The NCJFCJ Implementation Sites Project, which is funded by the U.S. Department of Justice, Office of Juvenile Justice and Delinquency Prevention, provides child abuse and neglect courts with training, technical assistance, and support to guide program improvement, sustainability, and performance. As part of their involvement in this project, Implementation Sites are expected to apply meaningful change, evaluate progress, as well as share challenges and successes with other courts across the country. The Implementation Sites will integrate promising practices, as defined by the NCJFCJ’s Enhanced Resource Guidelines: Improving Court Practices in Child Abuse and Neglect Cases to guide their system reform efforts.

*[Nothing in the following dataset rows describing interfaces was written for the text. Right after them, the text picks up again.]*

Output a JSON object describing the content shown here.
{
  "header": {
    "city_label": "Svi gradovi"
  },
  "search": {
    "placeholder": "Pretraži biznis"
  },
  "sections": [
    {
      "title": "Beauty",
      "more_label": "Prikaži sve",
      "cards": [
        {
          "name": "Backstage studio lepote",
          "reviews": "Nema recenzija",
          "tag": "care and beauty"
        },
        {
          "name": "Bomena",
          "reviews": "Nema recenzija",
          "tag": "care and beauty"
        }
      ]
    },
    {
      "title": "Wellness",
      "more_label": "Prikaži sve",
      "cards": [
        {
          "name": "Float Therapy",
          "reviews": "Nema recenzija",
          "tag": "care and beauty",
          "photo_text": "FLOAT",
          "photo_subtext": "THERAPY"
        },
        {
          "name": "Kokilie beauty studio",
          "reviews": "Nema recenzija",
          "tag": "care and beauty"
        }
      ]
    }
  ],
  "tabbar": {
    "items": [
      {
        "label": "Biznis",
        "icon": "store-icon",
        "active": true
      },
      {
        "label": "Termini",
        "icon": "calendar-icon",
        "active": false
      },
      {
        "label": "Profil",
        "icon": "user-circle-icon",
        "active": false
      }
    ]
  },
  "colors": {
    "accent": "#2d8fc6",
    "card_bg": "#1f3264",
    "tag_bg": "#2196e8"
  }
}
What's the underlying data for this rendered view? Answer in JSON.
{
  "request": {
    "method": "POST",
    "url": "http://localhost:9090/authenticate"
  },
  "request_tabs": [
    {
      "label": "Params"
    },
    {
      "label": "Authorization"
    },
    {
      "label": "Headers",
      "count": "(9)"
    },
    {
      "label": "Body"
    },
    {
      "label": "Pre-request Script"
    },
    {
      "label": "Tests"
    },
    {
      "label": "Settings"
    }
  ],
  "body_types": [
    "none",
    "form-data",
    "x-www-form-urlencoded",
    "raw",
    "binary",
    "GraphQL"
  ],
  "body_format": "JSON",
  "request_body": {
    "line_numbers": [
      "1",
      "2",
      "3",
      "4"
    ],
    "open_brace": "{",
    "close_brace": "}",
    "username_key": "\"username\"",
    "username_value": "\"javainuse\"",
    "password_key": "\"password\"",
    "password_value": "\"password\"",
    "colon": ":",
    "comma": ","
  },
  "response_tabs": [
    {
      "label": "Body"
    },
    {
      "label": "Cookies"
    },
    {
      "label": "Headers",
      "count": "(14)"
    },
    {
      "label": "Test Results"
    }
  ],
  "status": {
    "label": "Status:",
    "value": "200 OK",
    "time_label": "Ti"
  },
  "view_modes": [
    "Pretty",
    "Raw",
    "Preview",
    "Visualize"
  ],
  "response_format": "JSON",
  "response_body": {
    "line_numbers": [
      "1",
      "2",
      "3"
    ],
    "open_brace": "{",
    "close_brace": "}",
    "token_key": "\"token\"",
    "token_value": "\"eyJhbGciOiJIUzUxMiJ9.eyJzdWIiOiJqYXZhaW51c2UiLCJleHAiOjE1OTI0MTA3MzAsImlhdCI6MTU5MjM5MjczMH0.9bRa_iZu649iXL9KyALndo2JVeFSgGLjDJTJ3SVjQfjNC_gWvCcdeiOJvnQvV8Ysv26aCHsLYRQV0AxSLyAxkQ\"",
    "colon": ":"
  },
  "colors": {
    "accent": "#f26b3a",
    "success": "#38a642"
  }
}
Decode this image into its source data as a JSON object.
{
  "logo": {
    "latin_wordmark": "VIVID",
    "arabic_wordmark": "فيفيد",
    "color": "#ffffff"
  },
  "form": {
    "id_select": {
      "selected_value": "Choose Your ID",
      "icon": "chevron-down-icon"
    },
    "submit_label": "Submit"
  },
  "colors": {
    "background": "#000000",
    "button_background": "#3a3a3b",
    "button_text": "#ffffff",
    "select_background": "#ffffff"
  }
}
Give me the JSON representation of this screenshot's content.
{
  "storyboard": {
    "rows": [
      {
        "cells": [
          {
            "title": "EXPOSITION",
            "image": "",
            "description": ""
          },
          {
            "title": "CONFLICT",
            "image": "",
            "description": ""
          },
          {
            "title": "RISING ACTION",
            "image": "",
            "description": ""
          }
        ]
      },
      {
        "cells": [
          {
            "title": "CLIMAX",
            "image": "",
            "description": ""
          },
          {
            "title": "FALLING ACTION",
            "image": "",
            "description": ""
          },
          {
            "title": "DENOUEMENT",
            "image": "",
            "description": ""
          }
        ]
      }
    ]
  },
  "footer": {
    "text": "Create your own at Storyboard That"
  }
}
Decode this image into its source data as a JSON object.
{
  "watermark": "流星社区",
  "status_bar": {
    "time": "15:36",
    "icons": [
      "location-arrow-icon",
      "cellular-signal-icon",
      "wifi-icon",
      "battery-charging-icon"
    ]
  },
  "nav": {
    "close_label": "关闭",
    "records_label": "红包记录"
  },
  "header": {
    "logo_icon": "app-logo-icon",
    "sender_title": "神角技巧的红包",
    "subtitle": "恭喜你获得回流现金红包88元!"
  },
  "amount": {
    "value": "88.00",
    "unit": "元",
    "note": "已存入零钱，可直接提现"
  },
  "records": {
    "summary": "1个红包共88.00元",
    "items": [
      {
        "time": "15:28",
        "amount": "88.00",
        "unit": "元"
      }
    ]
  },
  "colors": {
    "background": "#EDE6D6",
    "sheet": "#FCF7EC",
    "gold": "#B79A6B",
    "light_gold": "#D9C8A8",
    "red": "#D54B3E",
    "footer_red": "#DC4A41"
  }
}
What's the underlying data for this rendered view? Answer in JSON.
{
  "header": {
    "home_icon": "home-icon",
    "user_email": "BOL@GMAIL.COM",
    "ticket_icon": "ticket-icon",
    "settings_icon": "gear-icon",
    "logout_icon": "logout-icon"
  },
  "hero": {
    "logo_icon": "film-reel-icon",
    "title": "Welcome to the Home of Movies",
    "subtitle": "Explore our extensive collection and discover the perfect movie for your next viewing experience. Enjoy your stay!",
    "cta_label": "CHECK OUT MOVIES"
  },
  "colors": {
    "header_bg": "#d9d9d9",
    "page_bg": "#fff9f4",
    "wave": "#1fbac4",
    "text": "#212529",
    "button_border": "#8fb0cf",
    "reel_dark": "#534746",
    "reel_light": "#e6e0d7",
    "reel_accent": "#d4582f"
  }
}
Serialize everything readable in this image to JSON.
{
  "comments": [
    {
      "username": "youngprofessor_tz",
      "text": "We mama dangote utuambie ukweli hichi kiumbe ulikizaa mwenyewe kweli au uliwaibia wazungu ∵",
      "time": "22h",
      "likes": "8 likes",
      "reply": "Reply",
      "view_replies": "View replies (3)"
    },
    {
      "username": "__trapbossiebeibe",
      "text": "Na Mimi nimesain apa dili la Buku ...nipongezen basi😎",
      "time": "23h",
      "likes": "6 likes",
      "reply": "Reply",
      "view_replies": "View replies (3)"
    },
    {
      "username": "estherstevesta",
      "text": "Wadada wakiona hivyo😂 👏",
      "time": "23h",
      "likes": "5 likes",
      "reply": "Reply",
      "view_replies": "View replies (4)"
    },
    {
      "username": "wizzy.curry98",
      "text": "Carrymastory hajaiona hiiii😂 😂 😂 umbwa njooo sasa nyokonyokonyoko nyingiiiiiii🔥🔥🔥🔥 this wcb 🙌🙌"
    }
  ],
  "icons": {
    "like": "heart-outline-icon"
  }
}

“Learning from the observations from outside perspectives informed by evidence-based best practices is an incredible opportunity,” said the Honorable Julia Gordon, lead judge of Daviess County Family Court in Owensboro, Ky. “The idea of implementing innovative ideas to better the lives of our most vulnerable families and ways to improve the system to meet the needs in our community is exciting. We are thrilled and honored to be chosen to collaborate with the NCJFCJ.”
“The Family Court of the State of Delaware is honored to be selected to participate in the NCJFCJ’s Implementation Sites Project,” said Chief Judge Michael Newell, Family Court of Delaware. “The child protection system in Delaware is progressive and vibrant and we are always looking for ways to improve how we serve our children and families.”
“Clackamas County is a large and diverse county, serving more than 425,000 people,” said the Honorable Colleen Gilmartin, lead judge of Clackamas County Circuit Court in Oregon City, Ore. “We hope involvement in the NCJFCJ’s Implementation Site Project will assist our juvenile court in becoming more efficient and effective in serving court-involved families and children.”
The NCJFCJ will work with the following courts and lead judges by helping to identify strengths and challenges, in addition to strategizing solutions to address those impediments, to improve their current court practices and the delivery of services to families and children. Judicial leadership and effective collaboration are viewed as essential for project success.
- Superior Court of California, County of Humboldt in Humboldt, Calif. with Judge Joyce Hinrichs
- Family Court, State of Delaware in Wilmington, Del. with Chief Judge Michael Newell
- 21st Judicial District, Counties of Iroquois and Kankakee in Kankakee, Ill. with Judge J. Imani Drew
- Daviess County Family Court in Owensboro, Ky. with Judge Julia Gordon
- Clackamas County Circuit Court in Oregon City, Ore. with Judge Colleen Gilmartin
- Chesterfield County General District Court in Chesterfield, Va. with Judge Scott Landry
- Spokane County Superior Court in Spokane, Wash. with Judge Rachelle Anderson
- The Suquamish Tribal Court in Suquamish, Wash. with Chief Judge Cindy Smith
“Our Tribal Court is looking forward to learning and utilizing culturally appropriate best practices to increase positive outcomes for the families we serve,” said Chief Judge Cindy Smith, Suquamish Tribal Court.
These eight new courts will join the current 16 Implementation Project sites across the county, which includes three other Tribal Courts: Central Council Tlingit and Haida Indian Tribes of Alaska Tribal Court, Gila River Indian Community in Ariz., and Mississippi Band of Choctaw Indians.
About the National Council of Juvenile and Family Court Judges (NCJFCJ):
Founded in 1937, the Reno, Nev.-based National Council of Juvenile and Family Court Judges, is the nation’s oldest judicial membership organization and focused on improving the effectiveness of our nation’s juvenile and family courts. A leader in continuing education opportunities, research, and policy development in the field of juvenile and family justice, the 2,000-member organization is unique in providing practice-based resources to jurisdictions and communities nationwide.
# # #